» **Exercise**
Down to the last line, reproduce the data that follows, but skip the pictures.

**** Input for this task ****

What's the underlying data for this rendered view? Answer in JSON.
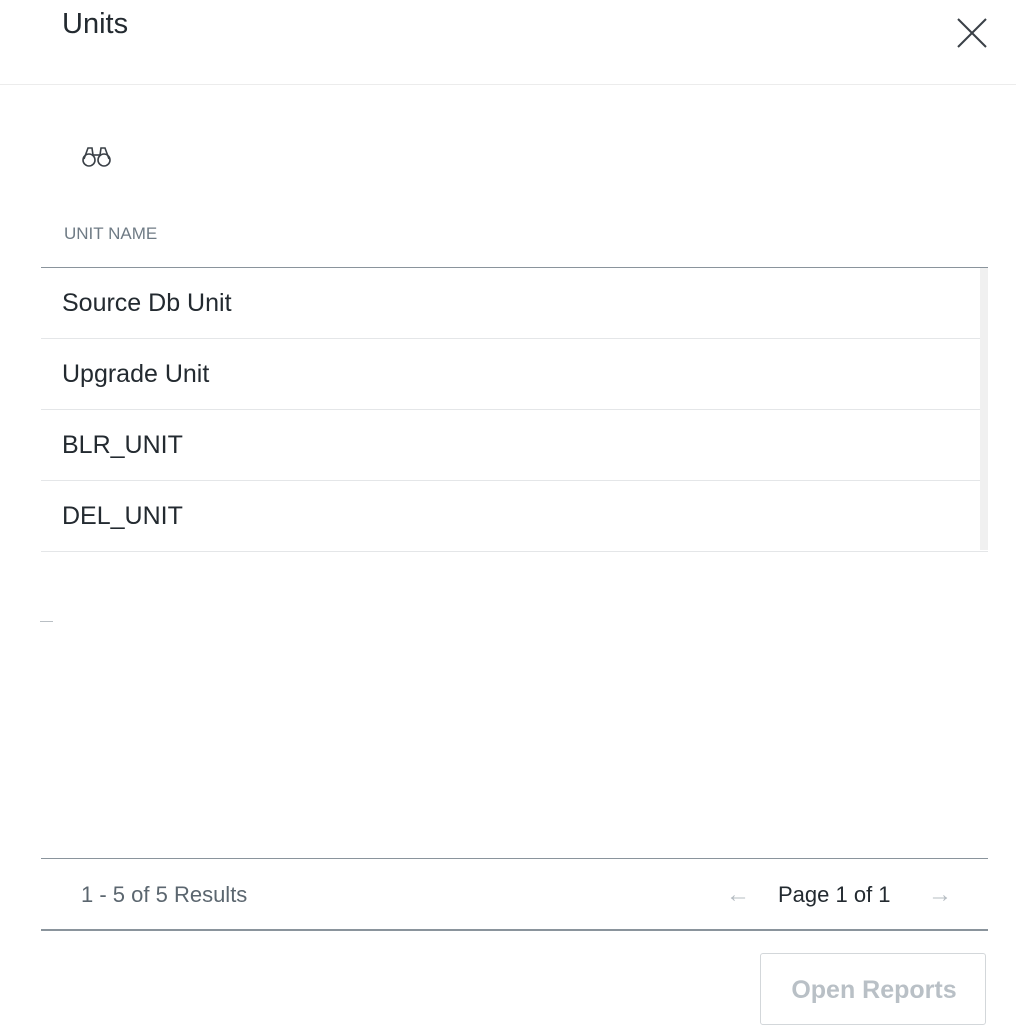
{
  "dialog": {
    "title": "Units",
    "close_icon": "close-icon"
  },
  "toolbar": {
    "search_icon": "binoculars-icon"
  },
  "table": {
    "columns": [
      "UNIT NAME"
    ],
    "rows": [
      {
        "unit_name": "Source Db Unit"
      },
      {
        "unit_name": "Upgrade Unit"
      },
      {
        "unit_name": "BLR_UNIT"
      },
      {
        "unit_name": "DEL_UNIT"
      }
    ]
  },
  "pagination": {
    "results_text": "1 - 5 of 5 Results",
    "page_text": "Page 1 of 1",
    "prev_icon": "arrow-left-icon",
    "next_icon": "arrow-right-icon"
  },
  "actions": {
    "open_reports_label": "Open Reports"
  },
  "colors": {
    "title_text": "#232a30",
    "muted_text": "#6f7b85",
    "divider": "#8a949c",
    "disabled_text": "#b9c0c6"
  }
}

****

» **Response**
What's the underlying data for this rendered view? Answer in JSON.
{
  "dialog": {
    "title": "Units",
    "close_icon": "close-icon"
  },
  "toolbar": {
    "search_icon": "binoculars-icon"
  },
  "table": {
    "columns": [
      "UNIT NAME"
    ],
    "rows": [
      {
        "unit_name": "Source Db Unit"
      },
      {
        "unit_name": "Upgrade Unit"
      },
      {
        "unit_name": "BLR_UNIT"
      },
      {
        "unit_name": "DEL_UNIT"
      }
    ]
  },
  "pagination": {
    "results_text": "1 - 5 of 5 Results",
    "page_text": "Page 1 of 1",
    "prev_icon": "arrow-left-icon",
    "next_icon": "arrow-right-icon"
  },
  "actions": {
    "open_reports_label": "Open Reports"
  },
  "colors": {
    "title_text": "#232a30",
    "muted_text": "#6f7b85",
    "divider": "#8a949c",
    "disabled_text": "#b9c0c6"
  }
}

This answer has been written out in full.